By John Brazner
Wetland Program Coordinator
Nova Scotia Environment
Are you aware of any shallow, wetland pools on the woodlots near your home or near places you vacation, hike, hunt or walk the dog? If so, we'd love to hear from you!
Nova Scotia Environment launched a Vernal Pool Mapping and Monitoring Project this past spring. Our goal is to develop an inventory of vernal pools (commonly called "frog ponds") around the province to improve the conservation and understanding of these fragile and important habitats.
Vernal pools are small (usually less than half an acre), shallow wetlands (often knee deep or less) that lack permanent inlet or outlet streams and often dry out in the summer. They are usually located in or adjacent to wooded areas and provide critical breeding habitat for frogs, salamanders, insects and fairy shrimp that are adapted to seasonal drying. They also provide feeding and drinking sites for birds, mammals, turtles and other wildlife. If you've got a shallow pool on your property that is loud with peepers or wood frogs in the spring, you almost certainly have a vernal pool.

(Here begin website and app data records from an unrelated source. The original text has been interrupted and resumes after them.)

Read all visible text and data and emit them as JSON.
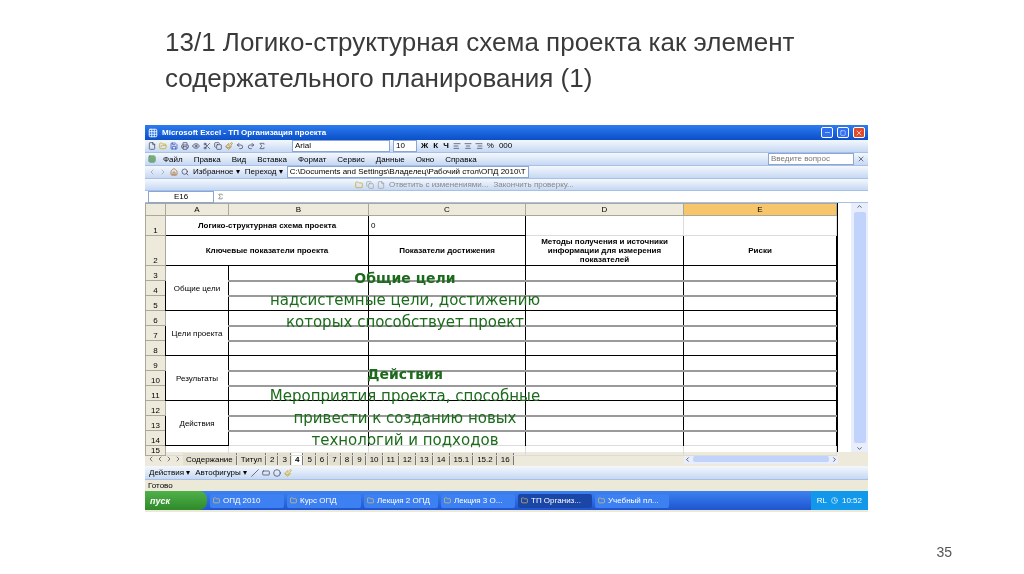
{
  "slide": {
    "title_lines": [
      "13/1 Логико-структурная схема проекта как элемент",
      "содержательного планирования (1)"
    ],
    "page_number": "35"
  },
  "window": {
    "title": "Microsoft Excel - ТП Организация проекта"
  },
  "toolbar": {
    "font": "Arial",
    "size": "10",
    "format_buttons": [
      "Ж",
      "К",
      "Ч"
    ],
    "number_buttons": [
      "%",
      "000"
    ]
  },
  "menu": {
    "items": [
      "Файл",
      "Правка",
      "Вид",
      "Вставка",
      "Формат",
      "Сервис",
      "Данные",
      "Окно",
      "Справка"
    ],
    "help_placeholder": "Введите вопрос"
  },
  "web_toolbar": {
    "favorites": "Избранное ▾",
    "go": "Переход ▾",
    "address": "C:\\Documents and Settings\\Владелец\\Рабочий стол\\ОПД 2010\\Т"
  },
  "review_toolbar": {
    "reply": "Ответить с изменениями...",
    "end": "Закончить проверку..."
  },
  "formula_bar": {
    "name_box": "E16"
  },
  "sheet": {
    "columns": [
      {
        "label": "A",
        "selected": false
      },
      {
        "label": "B",
        "selected": false
      },
      {
        "label": "C",
        "selected": false
      },
      {
        "label": "D",
        "selected": false
      },
      {
        "label": "E",
        "selected": true
      }
    ],
    "rows": [
      "1",
      "2",
      "3",
      "4",
      "5",
      "6",
      "7",
      "8",
      "9",
      "10",
      "11",
      "12",
      "13",
      "14",
      "15"
    ],
    "title": "Логико-структурная схема проекта",
    "title_value": "0",
    "headers": [
      "Ключевые показатели проекта",
      "Показатели достижения",
      "Методы получения и источники информации для измерения показателей",
      "Риски"
    ],
    "groups": [
      "Общие цели",
      "Цели проекта",
      "Результаты",
      "Действия"
    ]
  },
  "overlays": [
    {
      "heading": "Общие цели",
      "lines": [
        "надсистемные цели,  достижению",
        "которых способствует проект"
      ]
    },
    {
      "heading": "Действия",
      "lines": [
        "Мероприятия проекта, способные",
        "привести к созданию новых",
        "технологий и подходов"
      ]
    }
  ],
  "sheet_tabs": [
    {
      "label": "Содержание",
      "selected": false
    },
    {
      "label": "Титул",
      "selected": false
    },
    {
      "label": "2",
      "selected": false
    },
    {
      "label": "3",
      "selected": false
    },
    {
      "label": "4",
      "selected": true
    },
    {
      "label": "5",
      "selected": false
    },
    {
      "label": "6",
      "selected": false
    },
    {
      "label": "7",
      "selected": false
    },
    {
      "label": "8",
      "selected": false
    },
    {
      "label": "9",
      "selected": false
    },
    {
      "label": "10",
      "selected": false
    },
    {
      "label": "11",
      "selected": false
    },
    {
      "label": "12",
      "selected": false
    },
    {
      "label": "13",
      "selected": false
    },
    {
      "label": "14",
      "selected": false
    },
    {
      "label": "15.1",
      "selected": false
    },
    {
      "label": "15.2",
      "selected": false
    },
    {
      "label": "16",
      "selected": false
    }
  ],
  "drawing_toolbar": {
    "actions": "Действия ▾",
    "autoshapes": "Автофигуры ▾"
  },
  "status": "Готово",
  "taskbar": {
    "start": "пуск",
    "items": [
      {
        "label": "ОПД 2010",
        "selected": false
      },
      {
        "label": "Курс ОПД",
        "selected": false
      },
      {
        "label": "Лекция 2 ОПД",
        "selected": false
      },
      {
        "label": "Лекция 3 О...",
        "selected": false
      },
      {
        "label": "ТП Организ...",
        "selected": true
      },
      {
        "label": "Учебный пл...",
        "selected": false
      }
    ],
    "language": "RL",
    "clock": "10:52"
  }
}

Dr. Ron Russell and several of his students from Saint Mary's University have surveyed hundreds of vernal pools around the province for amphibian presence to determine what it is that limits the distribution and abundance of these sensitive animals - things like chloride contamination and proximity to roads. However, we know very little about the overall distribution of vernal pools, the range of types present here, how many are being lost to development or what biological communities, habitat conditions or water cycles are typical.
So, there is much to be learned and we need your help!
To get this project started we are looking for volunteers to provide three kinds of basic information that will help us to begin characterizing distribution of types of vernal pools in Nova Scotia:
1) The geographic location (latitude and longitude) of any vernal pools you are aware of;
2) Some basic information on pool size, depth and period of flooding; and
3) A digital photo of your pool(s).
Details about collecting and submitting this information can be found on our website (http://www.gov.ns.ca/nse/wetland/vernal.pool.mapping.project.asp).
We will be asking for your help with more comprehensive monitoring of the biology of your vernal pools in the near future, but to get things rolling for those of you who are especially interested, we would appreciate it if you could report the presence of the key species that typify vernal pools in the spring. These are wood frogs, blue spotted salamanders, yellow spotted salamanders and fairy shrimp. Pictures of adults of each species are included on our data sheet (http://www.gov.ns.ca/nse/wetland/docs/Vernal.Pool.Data.Sheet.pdf) to help with their identification.
Citizen scientists are providing invaluable information about the state of the environment all over Canada. Our Vernal Pool Project is no exception. We can't do this without you and really appreciate any help you can muster!
For more information please see our website (http://www.gov.ns.ca/nse/wetland/vernal.pool.mapping.project.asp) or contact John Brazner (firstname.lastname@example.org) or Krista Hilchey (email@example.com).